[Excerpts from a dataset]
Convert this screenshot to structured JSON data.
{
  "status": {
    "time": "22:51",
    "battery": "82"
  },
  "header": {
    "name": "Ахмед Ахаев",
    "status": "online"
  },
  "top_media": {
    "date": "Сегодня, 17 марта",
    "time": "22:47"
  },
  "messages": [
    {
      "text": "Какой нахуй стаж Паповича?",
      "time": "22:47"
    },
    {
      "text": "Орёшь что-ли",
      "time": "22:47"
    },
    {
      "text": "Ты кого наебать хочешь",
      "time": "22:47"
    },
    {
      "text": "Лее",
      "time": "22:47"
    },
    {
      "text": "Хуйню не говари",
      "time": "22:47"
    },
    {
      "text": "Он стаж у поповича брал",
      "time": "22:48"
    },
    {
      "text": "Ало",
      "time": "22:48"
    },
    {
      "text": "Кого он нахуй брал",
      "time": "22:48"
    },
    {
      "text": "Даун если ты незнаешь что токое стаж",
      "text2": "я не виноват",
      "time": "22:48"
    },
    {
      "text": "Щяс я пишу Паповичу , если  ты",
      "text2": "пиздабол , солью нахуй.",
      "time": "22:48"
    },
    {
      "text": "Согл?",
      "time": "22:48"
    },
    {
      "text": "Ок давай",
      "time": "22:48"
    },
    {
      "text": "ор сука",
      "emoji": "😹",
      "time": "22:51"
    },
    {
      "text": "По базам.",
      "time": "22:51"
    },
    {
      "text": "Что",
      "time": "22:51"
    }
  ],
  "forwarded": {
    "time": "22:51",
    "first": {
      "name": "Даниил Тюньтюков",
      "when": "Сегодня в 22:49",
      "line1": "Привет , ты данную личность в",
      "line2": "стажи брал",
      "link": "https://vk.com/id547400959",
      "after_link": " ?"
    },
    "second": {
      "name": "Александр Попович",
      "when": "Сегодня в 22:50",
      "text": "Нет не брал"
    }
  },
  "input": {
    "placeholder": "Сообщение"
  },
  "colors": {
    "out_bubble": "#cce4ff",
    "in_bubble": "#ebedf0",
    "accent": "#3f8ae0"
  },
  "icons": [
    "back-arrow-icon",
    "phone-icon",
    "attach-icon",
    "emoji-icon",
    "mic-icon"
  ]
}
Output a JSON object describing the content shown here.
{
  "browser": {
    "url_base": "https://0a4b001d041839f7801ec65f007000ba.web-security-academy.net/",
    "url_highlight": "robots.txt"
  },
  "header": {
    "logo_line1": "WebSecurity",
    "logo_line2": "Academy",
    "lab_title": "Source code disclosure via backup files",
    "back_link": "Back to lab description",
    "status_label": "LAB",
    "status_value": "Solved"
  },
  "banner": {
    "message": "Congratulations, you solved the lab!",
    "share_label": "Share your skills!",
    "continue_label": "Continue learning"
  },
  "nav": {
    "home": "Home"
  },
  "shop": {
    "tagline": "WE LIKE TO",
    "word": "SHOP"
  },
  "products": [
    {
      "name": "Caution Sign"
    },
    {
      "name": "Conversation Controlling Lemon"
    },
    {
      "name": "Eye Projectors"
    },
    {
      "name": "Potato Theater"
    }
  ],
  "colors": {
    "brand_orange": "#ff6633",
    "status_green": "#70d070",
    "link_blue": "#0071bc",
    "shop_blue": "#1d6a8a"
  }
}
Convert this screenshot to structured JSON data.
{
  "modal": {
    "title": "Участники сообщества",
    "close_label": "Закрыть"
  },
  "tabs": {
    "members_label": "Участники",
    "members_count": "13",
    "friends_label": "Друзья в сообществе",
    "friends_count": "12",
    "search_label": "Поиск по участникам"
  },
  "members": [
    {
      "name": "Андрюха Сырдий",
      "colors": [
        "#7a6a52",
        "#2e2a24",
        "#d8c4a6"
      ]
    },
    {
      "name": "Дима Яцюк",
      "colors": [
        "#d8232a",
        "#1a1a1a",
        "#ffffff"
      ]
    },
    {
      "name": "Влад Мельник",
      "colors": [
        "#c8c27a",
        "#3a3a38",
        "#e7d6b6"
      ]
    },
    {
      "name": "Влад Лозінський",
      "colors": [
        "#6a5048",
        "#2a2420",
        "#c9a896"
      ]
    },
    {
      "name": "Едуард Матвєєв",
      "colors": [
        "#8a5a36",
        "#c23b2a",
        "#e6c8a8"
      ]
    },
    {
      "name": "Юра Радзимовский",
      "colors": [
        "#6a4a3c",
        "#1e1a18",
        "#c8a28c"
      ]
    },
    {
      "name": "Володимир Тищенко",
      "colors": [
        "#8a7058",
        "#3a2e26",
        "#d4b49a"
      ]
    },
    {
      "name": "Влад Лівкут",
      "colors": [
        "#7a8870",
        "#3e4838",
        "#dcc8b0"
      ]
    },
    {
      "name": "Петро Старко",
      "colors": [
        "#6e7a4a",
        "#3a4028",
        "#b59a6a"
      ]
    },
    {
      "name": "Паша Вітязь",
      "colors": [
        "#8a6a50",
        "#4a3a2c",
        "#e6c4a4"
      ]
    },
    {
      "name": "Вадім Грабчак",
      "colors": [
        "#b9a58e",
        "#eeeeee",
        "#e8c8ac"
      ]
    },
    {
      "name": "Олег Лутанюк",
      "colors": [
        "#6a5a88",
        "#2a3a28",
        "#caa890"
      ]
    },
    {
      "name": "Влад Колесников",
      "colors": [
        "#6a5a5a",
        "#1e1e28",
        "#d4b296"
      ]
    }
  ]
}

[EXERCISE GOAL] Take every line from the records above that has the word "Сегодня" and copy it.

[EXERCISE OUTPUT]
    "date": "Сегодня, 17 марта",
      "when": "Сегодня в 22:49",
      "when": "Сегодня в 22:50",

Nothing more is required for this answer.